YOUR OBJECTIVE: Copy each record exactly, word for word.

THE INPUT:
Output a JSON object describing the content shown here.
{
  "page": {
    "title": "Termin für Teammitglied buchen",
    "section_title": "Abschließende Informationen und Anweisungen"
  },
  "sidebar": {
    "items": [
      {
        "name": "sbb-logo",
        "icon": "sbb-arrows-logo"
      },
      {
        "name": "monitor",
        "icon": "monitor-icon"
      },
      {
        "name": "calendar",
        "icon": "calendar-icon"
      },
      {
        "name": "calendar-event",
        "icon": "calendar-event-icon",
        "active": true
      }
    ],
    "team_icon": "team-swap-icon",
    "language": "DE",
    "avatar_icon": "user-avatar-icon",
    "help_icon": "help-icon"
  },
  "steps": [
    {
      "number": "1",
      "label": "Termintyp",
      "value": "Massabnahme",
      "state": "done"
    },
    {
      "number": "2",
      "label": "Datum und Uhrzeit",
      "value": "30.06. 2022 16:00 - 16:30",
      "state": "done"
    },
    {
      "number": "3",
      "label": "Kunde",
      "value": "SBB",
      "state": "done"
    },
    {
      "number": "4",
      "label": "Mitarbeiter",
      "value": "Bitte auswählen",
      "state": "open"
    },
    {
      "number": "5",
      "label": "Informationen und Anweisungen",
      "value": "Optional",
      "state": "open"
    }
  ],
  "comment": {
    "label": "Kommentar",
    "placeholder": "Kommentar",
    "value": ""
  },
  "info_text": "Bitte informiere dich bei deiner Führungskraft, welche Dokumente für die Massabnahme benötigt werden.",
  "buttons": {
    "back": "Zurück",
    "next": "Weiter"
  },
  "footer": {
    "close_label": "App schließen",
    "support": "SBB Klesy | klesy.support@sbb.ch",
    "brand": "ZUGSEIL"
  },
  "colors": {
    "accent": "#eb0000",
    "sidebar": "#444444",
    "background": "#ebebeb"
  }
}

RESPONSE FOR THIS EXERCISE:
Output a JSON object describing the content shown here.
{
  "page": {
    "title": "Termin für Teammitglied buchen",
    "section_title": "Abschließende Informationen und Anweisungen"
  },
  "sidebar": {
    "items": [
      {
        "name": "sbb-logo",
        "icon": "sbb-arrows-logo"
      },
      {
        "name": "monitor",
        "icon": "monitor-icon"
      },
      {
        "name": "calendar",
        "icon": "calendar-icon"
      },
      {
        "name": "calendar-event",
        "icon": "calendar-event-icon",
        "active": true
      }
    ],
    "team_icon": "team-swap-icon",
    "language": "DE",
    "avatar_icon": "user-avatar-icon",
    "help_icon": "help-icon"
  },
  "steps": [
    {
      "number": "1",
      "label": "Termintyp",
      "value": "Massabnahme",
      "state": "done"
    },
    {
      "number": "2",
      "label": "Datum und Uhrzeit",
      "value": "30.06. 2022 16:00 - 16:30",
      "state": "done"
    },
    {
      "number": "3",
      "label": "Kunde",
      "value": "SBB",
      "state": "done"
    },
    {
      "number": "4",
      "label": "Mitarbeiter",
      "value": "Bitte auswählen",
      "state": "open"
    },
    {
      "number": "5",
      "label": "Informationen und Anweisungen",
      "value": "Optional",
      "state": "open"
    }
  ],
  "comment": {
    "label": "Kommentar",
    "placeholder": "Kommentar",
    "value": ""
  },
  "info_text": "Bitte informiere dich bei deiner Führungskraft, welche Dokumente für die Massabnahme benötigt werden.",
  "buttons": {
    "back": "Zurück",
    "next": "Weiter"
  },
  "footer": {
    "close_label": "App schließen",
    "support": "SBB Klesy | klesy.support@sbb.ch",
    "brand": "ZUGSEIL"
  },
  "colors": {
    "accent": "#eb0000",
    "sidebar": "#444444",
    "background": "#ebebeb"
  }
}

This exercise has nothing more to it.